EXERCISE DESCRIPTION:
Your response should consist of the data that follows, repeated in full without alteration.

[Data records for software interfaces]
....................

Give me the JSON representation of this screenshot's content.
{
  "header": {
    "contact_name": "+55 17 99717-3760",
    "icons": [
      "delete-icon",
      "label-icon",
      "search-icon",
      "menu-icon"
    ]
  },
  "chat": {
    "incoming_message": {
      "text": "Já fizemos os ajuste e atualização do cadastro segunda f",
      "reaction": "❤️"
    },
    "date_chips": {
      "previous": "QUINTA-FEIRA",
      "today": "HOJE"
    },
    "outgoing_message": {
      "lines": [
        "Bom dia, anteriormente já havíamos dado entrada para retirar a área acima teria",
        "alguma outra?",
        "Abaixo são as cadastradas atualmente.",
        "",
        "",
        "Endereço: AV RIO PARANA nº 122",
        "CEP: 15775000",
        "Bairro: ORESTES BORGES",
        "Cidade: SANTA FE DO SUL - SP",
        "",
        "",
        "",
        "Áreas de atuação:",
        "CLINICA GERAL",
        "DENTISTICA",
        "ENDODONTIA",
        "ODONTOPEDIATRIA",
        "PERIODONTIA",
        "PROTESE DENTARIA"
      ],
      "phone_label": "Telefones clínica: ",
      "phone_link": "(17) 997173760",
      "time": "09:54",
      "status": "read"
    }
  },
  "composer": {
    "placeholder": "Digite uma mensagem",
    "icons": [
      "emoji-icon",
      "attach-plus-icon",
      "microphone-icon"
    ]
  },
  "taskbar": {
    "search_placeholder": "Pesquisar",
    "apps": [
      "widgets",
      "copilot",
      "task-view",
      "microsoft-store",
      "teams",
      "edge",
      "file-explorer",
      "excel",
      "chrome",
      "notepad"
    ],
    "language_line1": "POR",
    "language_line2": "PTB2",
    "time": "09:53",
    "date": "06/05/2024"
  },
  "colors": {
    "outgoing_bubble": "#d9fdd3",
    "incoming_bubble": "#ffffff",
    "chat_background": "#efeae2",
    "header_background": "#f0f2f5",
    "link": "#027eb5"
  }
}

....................

FINAL ANSWER:
Give me the JSON representation of this screenshot's content.
{
  "header": {
    "contact_name": "+55 17 99717-3760",
    "icons": [
      "delete-icon",
      "label-icon",
      "search-icon",
      "menu-icon"
    ]
  },
  "chat": {
    "incoming_message": {
      "text": "Já fizemos os ajuste e atualização do cadastro segunda f",
      "reaction": "❤️"
    },
    "date_chips": {
      "previous": "QUINTA-FEIRA",
      "today": "HOJE"
    },
    "outgoing_message": {
      "lines": [
        "Bom dia, anteriormente já havíamos dado entrada para retirar a área acima teria",
        "alguma outra?",
        "Abaixo são as cadastradas atualmente.",
        "",
        "",
        "Endereço: AV RIO PARANA nº 122",
        "CEP: 15775000",
        "Bairro: ORESTES BORGES",
        "Cidade: SANTA FE DO SUL - SP",
        "",
        "",
        "",
        "Áreas de atuação:",
        "CLINICA GERAL",
        "DENTISTICA",
        "ENDODONTIA",
        "ODONTOPEDIATRIA",
        "PERIODONTIA",
        "PROTESE DENTARIA"
      ],
      "phone_label": "Telefones clínica: ",
      "phone_link": "(17) 997173760",
      "time": "09:54",
      "status": "read"
    }
  },
  "composer": {
    "placeholder": "Digite uma mensagem",
    "icons": [
      "emoji-icon",
      "attach-plus-icon",
      "microphone-icon"
    ]
  },
  "taskbar": {
    "search_placeholder": "Pesquisar",
    "apps": [
      "widgets",
      "copilot",
      "task-view",
      "microsoft-store",
      "teams",
      "edge",
      "file-explorer",
      "excel",
      "chrome",
      "notepad"
    ],
    "language_line1": "POR",
    "language_line2": "PTB2",
    "time": "09:53",
    "date": "06/05/2024"
  },
  "colors": {
    "outgoing_bubble": "#d9fdd3",
    "incoming_bubble": "#ffffff",
    "chat_background": "#efeae2",
    "header_background": "#f0f2f5",
    "link": "#027eb5"
  }
}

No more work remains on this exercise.